In areas where wrack constitutes a problem, removal is a short-term treatment of the symptom. Beds of wrack are a precious resource and an integral component of the food chain. It is difficult to establish the consequences of changing inputs of wrack into the ecosystem, because of the numerous effects that litter has on various physical, chemical and ecological attributes of an ecosystem.
The aim of my project is to add further to our understanding of the ecological processes involved in decomposition of wrack in estuarine habitats. Knowledge of these processes is a necessary prerequisite for responding to environmental, social and economical issues associated with accumulations of wrack on estuarine shores.

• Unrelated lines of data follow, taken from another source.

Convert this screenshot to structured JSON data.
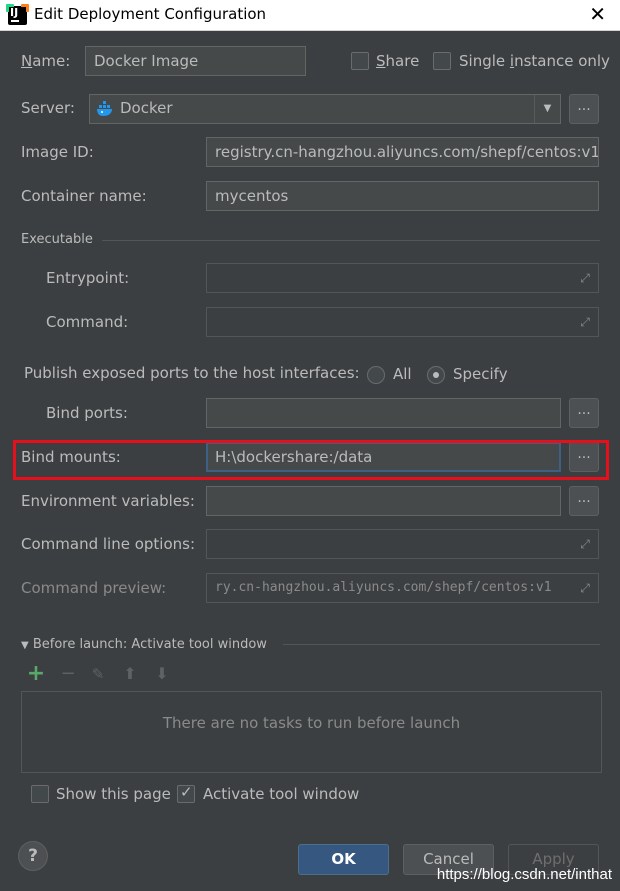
{
  "window": {
    "title": "Edit Deployment Configuration",
    "close": "✕"
  },
  "name": {
    "label": "Name:",
    "value": "Docker Image"
  },
  "share": {
    "label": "Share",
    "checked": false
  },
  "single_instance": {
    "label": "Single instance only",
    "checked": false
  },
  "server": {
    "label": "Server:",
    "value": "Docker",
    "button": "..."
  },
  "image_id": {
    "label": "Image ID:",
    "value": "registry.cn-hangzhou.aliyuncs.com/shepf/centos:v1"
  },
  "container_name": {
    "label": "Container name:",
    "value": "mycentos"
  },
  "executable": {
    "section": "Executable",
    "entrypoint": {
      "label": "Entrypoint:",
      "value": ""
    },
    "command": {
      "label": "Command:",
      "value": ""
    }
  },
  "publish_ports": {
    "label": "Publish exposed ports to the host interfaces:",
    "options": [
      "All",
      "Specify"
    ],
    "selected": "Specify"
  },
  "bind_ports": {
    "label": "Bind ports:",
    "value": "",
    "button": "..."
  },
  "bind_mounts": {
    "label": "Bind mounts:",
    "value": "H:\\dockershare:/data",
    "button": "..."
  },
  "env_vars": {
    "label": "Environment variables:",
    "value": "",
    "button": "..."
  },
  "cmd_options": {
    "label": "Command line options:",
    "value": ""
  },
  "cmd_preview": {
    "label": "Command preview:",
    "value": "ry.cn-hangzhou.aliyuncs.com/shepf/centos:v1"
  },
  "before_launch": {
    "header": "Before launch: Activate tool window",
    "empty_text": "There are no tasks to run before launch"
  },
  "show_page": {
    "label": "Show this page",
    "checked": false
  },
  "activate_tool": {
    "label": "Activate tool window",
    "checked": true
  },
  "buttons": {
    "ok": "OK",
    "cancel": "Cancel",
    "apply": "Apply",
    "help": "?"
  },
  "watermark": "https://blog.csdn.net/inthat",
  "colors": {
    "accent": "#365880",
    "highlight": "#e60f1c",
    "add_icon": "#59a869"
  }
}
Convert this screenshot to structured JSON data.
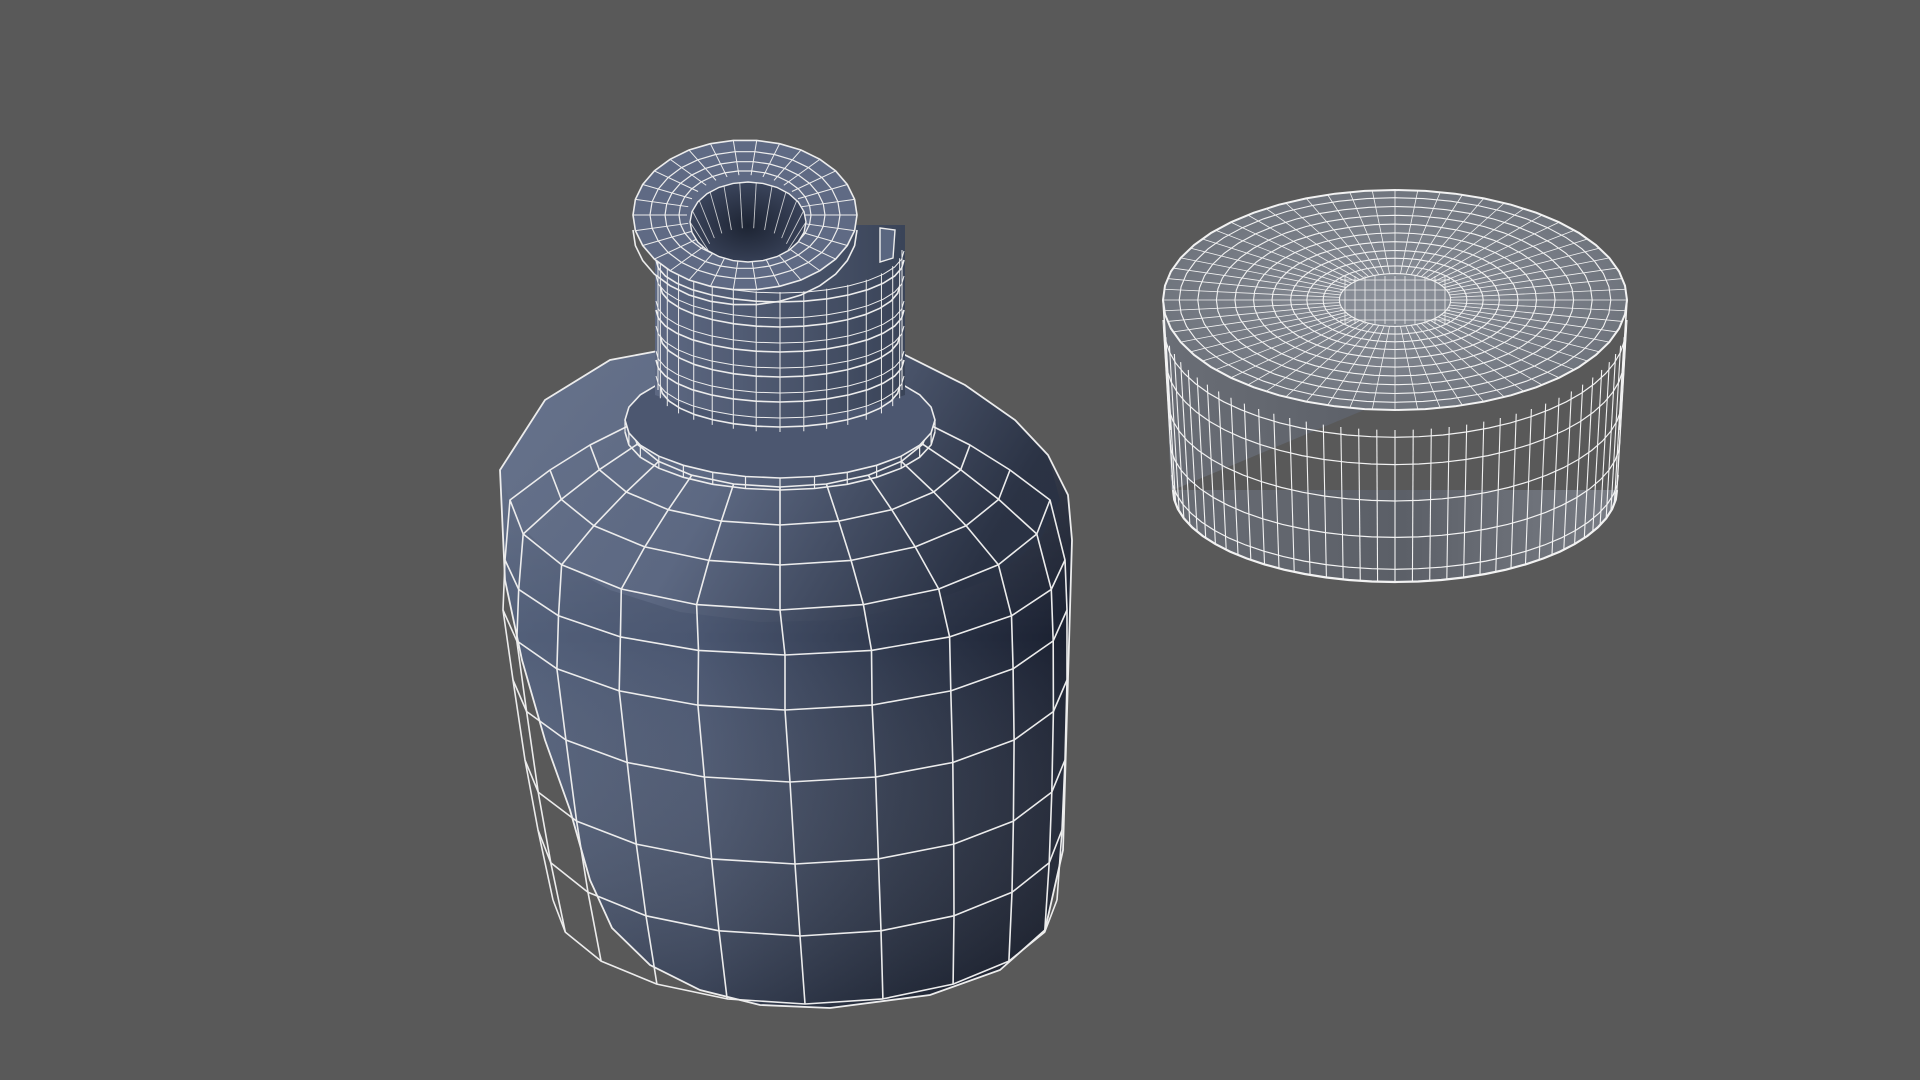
{
  "viewport": {
    "background": "#595959"
  },
  "scene": {
    "objects": [
      {
        "name": "bottle",
        "display": "wireframe-on-shaded",
        "shade_light": "#6e7890",
        "shade_dark": "#1b2232",
        "wire_color": "#ececec"
      },
      {
        "name": "cap",
        "display": "wireframe-on-shaded",
        "shade_light": "#a6aab2",
        "shade_dark": "#5a5e66",
        "wire_color": "#f2f2f2"
      }
    ]
  }
}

I am currently testing various models that might explain varying rates of breakdown of wrack. These include potential effects of urbanization, artificial structures such as seawalls, distance from shore, presence of macro-algae or macro-invertebrates among the decomposing wrack, location and season. The project also involves examining the distribution, density and composition of wrack at different spatial and temporal scales and identifying potential effects of wrack on seagrass beds, growth of macro-algae and oxygen and changes of nutrients in the sediments.
Several pilot studies have been done to test different methodologies for measuring decomposition of wrack. Different structures, ranging from meshed litter-bags to plastic containers with meshed windows to allow water to flow in and out have been trialled to minimize external material from entering the structures and thus confounding results.
The fieldwork is mainly done in Tuggerah Bay and Chittaway Bay, two embayments of the Tuggerah Lakes (Central Coast, NSW, Australia). The former is mostly undeveloped, while the latter is developed with residential housing along most of its foreshore. Build-up of wrack nearshore is a regular occurrence in this estuary and large amounts of nutrients and large accumulations of wrack are a serious ecological, social and economical issue.
Fieldwork is also being done in other estuaries along the coast of NSW, such as in Narrabeen Lagoon, north of Sydney and in Lake Illawarra, south of Sydney to increase the generality of the study. This broad range of investigations will contribute to a thorough understanding of the ecology of wrack and of its influences on associated habitats, so that results can be applied in the management of urbanized estuaries.
Coastal development is reported to increase wrack and in many urbanized estuaries along the NSW coast, mats of rotting wrack cause a serious ecological, social and economical problem. It is therefore important to understand the mechanisms that underlie the breakdown of dead plant and algal material and identify how and to what extent wrack affects the ecology of the estuary.
Wrack is a source of carbon and nutrients and an important component of estuaries. When floating, it can disperse plant propagules and be a source of food, shelter and passive transport for a number of invertebrates and fish, and indirectly for shorebirds which feed on invertebrates in the wrack. Often a substantial amount of wrack ends up washed onto the shoreline where it may assist in the establishment, growth and survival of saltmarsh by providing a structure against erosion and/or nutrients to the saltmarsh plants. Accumulations of seagrass wrack are also known to support formation of dunes through trapping and binding drifting sand.
On the other hand, wrack can cause degradation and smother the underlying fauna and flora due to reduced oxygen exchange and the toxic effects of hydrogen sulphide. Large clumps of decomposing wrack can degrade habitat and alter the physical and chemical attributes of surrounding sediments. Removal of floating seagrass and macroalgae wrack is a common activity of councils, especially in urbanized estuaries, where it is commonly seen as a degraded habitat of rotten plant material.
Despite the numerous studies and collection of beach-cast wrack for various purposes since Australian settlement, we are still lacking a comprehensive understanding of the ecology of wrack
Results of this study will be posted as they become available.